> [TRY IT]:
Copy every line of the entries that includes the word "JSON".

DATA TO USE START

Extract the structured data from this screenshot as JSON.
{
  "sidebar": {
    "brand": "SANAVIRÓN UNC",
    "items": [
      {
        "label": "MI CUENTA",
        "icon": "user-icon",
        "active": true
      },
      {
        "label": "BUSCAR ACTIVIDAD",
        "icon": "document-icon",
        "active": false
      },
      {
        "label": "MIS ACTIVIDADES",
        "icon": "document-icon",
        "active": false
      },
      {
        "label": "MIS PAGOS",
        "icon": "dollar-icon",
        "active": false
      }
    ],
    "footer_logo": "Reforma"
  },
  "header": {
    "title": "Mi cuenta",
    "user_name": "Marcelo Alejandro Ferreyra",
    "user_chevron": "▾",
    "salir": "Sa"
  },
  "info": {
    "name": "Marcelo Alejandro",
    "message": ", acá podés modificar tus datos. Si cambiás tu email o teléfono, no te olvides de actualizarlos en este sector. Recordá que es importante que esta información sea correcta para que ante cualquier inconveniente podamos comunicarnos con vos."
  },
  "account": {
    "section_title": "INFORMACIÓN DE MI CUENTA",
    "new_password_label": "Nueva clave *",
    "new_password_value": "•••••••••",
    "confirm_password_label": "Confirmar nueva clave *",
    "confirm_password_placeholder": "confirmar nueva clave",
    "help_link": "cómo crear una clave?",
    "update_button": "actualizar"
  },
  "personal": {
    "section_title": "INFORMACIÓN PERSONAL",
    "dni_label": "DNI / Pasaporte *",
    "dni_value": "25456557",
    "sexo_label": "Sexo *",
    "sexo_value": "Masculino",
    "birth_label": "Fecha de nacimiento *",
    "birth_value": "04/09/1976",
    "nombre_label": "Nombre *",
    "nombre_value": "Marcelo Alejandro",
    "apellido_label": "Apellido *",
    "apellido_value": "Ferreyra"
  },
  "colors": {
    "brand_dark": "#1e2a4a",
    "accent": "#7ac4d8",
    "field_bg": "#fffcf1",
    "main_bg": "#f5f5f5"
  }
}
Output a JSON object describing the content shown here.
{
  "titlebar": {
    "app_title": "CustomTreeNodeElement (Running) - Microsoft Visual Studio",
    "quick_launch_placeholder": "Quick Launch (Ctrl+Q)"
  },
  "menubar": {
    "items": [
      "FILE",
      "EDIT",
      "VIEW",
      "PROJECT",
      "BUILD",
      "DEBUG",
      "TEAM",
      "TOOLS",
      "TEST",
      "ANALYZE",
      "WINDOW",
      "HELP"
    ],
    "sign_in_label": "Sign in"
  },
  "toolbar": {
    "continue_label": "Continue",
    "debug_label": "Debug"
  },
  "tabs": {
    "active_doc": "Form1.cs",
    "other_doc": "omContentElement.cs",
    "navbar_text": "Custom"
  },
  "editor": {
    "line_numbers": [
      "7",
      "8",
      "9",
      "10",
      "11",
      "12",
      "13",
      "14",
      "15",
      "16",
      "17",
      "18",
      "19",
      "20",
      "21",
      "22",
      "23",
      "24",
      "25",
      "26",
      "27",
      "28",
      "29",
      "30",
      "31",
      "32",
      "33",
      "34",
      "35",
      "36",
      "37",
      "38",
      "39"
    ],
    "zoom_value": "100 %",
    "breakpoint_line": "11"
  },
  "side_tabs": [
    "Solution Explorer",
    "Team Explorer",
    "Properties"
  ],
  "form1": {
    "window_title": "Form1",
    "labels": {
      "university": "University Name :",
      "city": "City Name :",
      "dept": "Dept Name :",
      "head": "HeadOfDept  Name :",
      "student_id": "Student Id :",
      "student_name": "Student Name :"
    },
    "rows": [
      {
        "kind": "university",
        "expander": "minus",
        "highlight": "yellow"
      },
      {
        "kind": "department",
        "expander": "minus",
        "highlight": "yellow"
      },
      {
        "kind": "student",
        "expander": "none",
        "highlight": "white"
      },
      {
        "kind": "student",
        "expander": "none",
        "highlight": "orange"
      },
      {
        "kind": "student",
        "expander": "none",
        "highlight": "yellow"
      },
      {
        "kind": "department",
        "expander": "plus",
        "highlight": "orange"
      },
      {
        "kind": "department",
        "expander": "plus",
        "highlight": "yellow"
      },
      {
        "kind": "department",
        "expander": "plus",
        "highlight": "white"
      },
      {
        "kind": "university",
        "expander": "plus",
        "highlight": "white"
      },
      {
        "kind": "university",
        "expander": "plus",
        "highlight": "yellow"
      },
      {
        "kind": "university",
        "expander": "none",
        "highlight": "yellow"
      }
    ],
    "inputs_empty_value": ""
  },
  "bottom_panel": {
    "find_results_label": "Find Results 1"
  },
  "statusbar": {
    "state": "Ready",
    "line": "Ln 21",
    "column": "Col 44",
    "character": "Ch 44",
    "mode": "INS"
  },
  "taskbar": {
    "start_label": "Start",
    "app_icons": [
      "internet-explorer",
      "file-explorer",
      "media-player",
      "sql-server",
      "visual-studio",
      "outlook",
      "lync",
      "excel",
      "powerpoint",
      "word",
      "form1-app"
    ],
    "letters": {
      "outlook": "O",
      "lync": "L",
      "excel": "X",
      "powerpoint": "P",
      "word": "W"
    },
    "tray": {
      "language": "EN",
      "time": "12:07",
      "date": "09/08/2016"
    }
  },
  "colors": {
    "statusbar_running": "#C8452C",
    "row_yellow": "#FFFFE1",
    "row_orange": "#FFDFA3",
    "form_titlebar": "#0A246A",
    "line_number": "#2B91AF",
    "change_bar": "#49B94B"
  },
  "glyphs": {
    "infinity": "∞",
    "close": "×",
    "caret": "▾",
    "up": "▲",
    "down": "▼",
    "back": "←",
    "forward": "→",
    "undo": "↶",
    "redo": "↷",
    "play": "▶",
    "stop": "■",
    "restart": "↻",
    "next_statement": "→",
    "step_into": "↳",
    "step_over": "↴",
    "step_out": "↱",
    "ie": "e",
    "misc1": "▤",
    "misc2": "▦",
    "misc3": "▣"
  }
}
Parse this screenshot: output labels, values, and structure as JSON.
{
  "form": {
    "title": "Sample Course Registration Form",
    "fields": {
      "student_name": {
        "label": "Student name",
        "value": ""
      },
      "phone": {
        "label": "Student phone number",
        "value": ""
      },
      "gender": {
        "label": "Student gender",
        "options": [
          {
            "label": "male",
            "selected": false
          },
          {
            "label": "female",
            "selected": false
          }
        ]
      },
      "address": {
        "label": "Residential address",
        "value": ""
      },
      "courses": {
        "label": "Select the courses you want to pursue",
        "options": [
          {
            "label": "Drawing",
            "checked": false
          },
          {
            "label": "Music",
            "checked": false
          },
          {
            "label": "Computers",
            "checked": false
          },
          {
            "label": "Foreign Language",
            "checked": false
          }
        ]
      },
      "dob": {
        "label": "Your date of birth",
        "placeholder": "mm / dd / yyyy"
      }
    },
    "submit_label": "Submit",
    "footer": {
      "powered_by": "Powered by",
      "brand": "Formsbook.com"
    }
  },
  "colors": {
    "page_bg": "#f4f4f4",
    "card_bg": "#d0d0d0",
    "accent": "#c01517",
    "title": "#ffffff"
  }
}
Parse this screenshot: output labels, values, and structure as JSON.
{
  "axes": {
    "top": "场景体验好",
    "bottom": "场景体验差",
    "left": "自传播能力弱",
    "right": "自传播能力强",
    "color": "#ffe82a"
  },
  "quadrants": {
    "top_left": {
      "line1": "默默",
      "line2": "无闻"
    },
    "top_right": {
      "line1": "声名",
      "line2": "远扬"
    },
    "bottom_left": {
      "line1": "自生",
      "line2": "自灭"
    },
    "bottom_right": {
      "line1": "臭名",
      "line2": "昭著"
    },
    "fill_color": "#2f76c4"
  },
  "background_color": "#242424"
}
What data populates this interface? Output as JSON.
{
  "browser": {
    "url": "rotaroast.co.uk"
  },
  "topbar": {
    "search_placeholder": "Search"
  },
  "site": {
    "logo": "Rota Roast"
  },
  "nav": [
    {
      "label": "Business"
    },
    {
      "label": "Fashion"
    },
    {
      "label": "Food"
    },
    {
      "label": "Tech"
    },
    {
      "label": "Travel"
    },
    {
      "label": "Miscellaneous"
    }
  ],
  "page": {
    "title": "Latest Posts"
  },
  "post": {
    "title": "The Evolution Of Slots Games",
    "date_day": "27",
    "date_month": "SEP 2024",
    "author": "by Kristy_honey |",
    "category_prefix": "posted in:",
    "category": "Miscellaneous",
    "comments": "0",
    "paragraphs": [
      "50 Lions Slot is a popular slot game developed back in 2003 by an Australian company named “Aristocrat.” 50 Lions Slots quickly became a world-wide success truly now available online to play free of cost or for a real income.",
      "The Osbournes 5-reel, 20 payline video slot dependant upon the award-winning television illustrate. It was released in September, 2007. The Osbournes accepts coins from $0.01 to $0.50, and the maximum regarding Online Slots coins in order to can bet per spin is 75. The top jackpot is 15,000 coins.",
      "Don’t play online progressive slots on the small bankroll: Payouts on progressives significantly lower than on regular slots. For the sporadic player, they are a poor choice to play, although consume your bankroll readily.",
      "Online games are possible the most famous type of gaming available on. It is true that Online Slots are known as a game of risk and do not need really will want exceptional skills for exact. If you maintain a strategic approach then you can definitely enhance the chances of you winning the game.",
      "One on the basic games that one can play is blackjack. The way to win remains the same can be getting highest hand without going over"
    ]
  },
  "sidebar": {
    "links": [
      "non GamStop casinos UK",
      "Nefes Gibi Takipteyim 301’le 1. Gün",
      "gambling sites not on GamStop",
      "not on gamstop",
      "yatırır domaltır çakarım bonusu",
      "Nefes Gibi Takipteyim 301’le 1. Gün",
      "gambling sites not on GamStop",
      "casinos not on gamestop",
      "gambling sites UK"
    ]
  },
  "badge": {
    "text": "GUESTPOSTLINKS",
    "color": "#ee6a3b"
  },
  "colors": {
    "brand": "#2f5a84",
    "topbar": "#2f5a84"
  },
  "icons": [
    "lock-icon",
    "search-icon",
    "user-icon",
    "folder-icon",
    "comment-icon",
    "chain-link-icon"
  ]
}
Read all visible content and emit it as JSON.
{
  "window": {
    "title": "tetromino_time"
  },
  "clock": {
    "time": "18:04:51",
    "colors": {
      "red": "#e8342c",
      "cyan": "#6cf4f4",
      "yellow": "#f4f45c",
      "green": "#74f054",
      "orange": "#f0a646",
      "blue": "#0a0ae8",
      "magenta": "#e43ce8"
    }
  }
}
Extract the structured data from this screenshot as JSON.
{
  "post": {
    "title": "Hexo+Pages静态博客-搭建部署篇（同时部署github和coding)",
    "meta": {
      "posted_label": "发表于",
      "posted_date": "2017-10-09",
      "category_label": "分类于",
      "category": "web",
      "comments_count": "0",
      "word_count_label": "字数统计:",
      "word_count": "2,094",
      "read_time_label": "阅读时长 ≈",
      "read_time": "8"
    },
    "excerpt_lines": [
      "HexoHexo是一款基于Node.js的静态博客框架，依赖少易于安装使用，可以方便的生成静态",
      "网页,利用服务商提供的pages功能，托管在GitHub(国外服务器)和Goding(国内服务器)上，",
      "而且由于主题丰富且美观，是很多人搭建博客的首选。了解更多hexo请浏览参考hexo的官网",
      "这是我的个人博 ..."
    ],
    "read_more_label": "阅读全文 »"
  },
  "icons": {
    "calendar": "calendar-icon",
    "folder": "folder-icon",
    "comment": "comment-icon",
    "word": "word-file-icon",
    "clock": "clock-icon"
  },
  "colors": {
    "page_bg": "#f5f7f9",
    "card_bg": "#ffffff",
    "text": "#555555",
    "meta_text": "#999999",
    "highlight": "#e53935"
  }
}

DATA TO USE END

> [YOUR RESPONSE]:
Extract the structured data from this screenshot as JSON.
Output a JSON object describing the content shown here.
Parse this screenshot: output labels, values, and structure as JSON.
Parse this screenshot: output labels, values, and structure as JSON.
What data populates this interface? Output as JSON.
Read all visible content and emit it as JSON.
Extract the structured data from this screenshot as JSON.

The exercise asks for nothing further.